The jerk is sort of the middle child of weightlifting (this coming from a middle child). Snatches and cleans get a lot of the attention because of the complex dynamics of pulling a weight from the floor and getting underneath it. But jerks win championships. At the 2014 Asian Games, Sa Jaehyouk of South Korea was in second going into the clean and jerk. He stood up with every one of his cleans, but failed to complete a single jerk. Had he hit his last jerk at 210 kg, he would have beaten champion Tian Tiao on body weight.
So, here are some simple cues I think of after I stand up with a clean.
Squeeze your glutes
By squeezing, or activating, my glutes, I’m able to bring my hips into a straight line with my back and legs. Your power is going to be best transferred into the bar if your shoulders, hips, knees, and ankles are all in line with your center of gravity (or as close as possible). If you think of yourself as a piston dipping and driving with the bar in order to get that ever-beneficial bar whip, it is probably best that the piston isn’t full of crooks and bends throughout it. A lot of athletes end up in a state of hyperlordosis (an excessive curve of the lumbar spine, due to tight spinal erectors and tight hips). How to work on hyperlordosis is an article for another time, but by squeezing the muscles of your butt, you can mitigate this problem and deliver the most power into the bar.
Drive through the entire foot

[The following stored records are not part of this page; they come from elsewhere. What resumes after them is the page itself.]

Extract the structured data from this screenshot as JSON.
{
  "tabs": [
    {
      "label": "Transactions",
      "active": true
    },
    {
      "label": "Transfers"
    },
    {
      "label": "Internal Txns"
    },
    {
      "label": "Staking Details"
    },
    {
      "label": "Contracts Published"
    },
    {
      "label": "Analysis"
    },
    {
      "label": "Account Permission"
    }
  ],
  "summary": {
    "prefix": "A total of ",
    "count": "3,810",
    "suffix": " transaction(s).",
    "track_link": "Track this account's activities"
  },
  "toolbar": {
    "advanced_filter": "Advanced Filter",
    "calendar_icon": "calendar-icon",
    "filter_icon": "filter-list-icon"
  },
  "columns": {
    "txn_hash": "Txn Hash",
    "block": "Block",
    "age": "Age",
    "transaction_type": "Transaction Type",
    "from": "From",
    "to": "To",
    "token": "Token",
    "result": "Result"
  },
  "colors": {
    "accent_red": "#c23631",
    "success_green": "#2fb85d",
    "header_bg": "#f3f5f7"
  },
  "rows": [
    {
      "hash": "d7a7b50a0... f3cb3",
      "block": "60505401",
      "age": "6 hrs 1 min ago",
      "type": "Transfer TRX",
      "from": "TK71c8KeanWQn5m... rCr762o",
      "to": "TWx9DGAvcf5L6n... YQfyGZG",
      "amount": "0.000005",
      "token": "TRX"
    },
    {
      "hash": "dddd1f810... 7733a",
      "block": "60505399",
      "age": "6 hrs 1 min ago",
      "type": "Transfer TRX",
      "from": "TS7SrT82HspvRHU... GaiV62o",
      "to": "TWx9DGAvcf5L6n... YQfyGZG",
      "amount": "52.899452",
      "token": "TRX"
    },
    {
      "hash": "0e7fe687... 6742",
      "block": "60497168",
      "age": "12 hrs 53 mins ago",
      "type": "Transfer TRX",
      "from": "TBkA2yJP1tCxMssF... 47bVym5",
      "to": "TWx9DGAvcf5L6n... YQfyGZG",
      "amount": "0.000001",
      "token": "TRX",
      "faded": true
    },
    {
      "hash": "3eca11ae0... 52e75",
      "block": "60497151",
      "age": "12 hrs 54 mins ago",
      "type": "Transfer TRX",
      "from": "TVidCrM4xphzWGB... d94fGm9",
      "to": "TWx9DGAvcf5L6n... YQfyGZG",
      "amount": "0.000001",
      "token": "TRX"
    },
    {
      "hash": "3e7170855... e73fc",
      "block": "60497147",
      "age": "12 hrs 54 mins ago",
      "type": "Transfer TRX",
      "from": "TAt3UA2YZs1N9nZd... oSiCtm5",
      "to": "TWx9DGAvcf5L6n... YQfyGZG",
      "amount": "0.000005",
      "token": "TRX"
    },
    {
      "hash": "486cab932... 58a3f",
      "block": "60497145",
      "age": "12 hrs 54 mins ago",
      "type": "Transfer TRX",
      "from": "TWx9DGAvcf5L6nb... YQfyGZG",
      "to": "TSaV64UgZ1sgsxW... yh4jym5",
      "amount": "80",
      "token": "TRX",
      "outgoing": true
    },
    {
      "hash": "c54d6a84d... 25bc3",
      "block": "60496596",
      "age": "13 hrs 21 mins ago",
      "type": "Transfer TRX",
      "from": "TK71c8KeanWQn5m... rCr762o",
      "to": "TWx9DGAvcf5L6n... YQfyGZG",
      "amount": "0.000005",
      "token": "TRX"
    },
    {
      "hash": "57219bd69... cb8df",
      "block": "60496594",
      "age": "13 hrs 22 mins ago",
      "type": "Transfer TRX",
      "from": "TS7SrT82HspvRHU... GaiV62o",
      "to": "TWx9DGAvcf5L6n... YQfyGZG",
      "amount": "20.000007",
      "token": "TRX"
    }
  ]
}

Usually, this cue is given in the form of a coach yelling, “Heels!” It makes up one of the monosyllabic coaching cues shouted at weightlifting meets: Heels! Legs! Tight! Drive! etc. The best way to teach something is often to exaggerate it. When I coached wrestling, I would talk about shooting a double leg “through” the opponent in order to teach wrestlers that the drive doesn’t stop when they reach their opponent’s legs. “Heels!” is a good cue because it helps lifters keep their heels down when the temptation is to lift them early. It is sometimes hard for lifters to conceptualize that the leg drive of a jerk is not the same as a jump, when jumping might be the only activity they’ve done that requires generating a large amount of force through the legs.
You’ll notice that with Lydia’s jerk (starts around 1:15) as opposed to the vertical jump that she keeps her entire foot down even as the knee re-straightens whereas the jumper begins loading onto the balls of his feet even as he’s coming up from his partial squat.
Given my last article, you might deduce that I think breathing is pretty darn important. It is especially important when you’re putting well over your bodyweight above your head. The key here is not a long breath like I described in the previous article, but a quick breath into a tight core. Kelly Starrett gives a good analogy in his book Becoming a Supple Leopard: an air compressor doesn’t work by building a container around air—rather, air is pumped into a solid container. Your abdominal wall is the tank; it should be tight and the breath should fill the available space. This will ensure that your spine is supported through intra-abdominal pressure as well as giving you the oxygen to hit the lift without passing out.
There are many finer points to the jerk, but those details are best pointed out by a coach during training. When it comes time to lift big weigh, you want to keep it simple. For me, this is a simple checklist: glutes squeezed, weight in mid- to rear foot, quick breath, and I’m ready to lock in that jerk.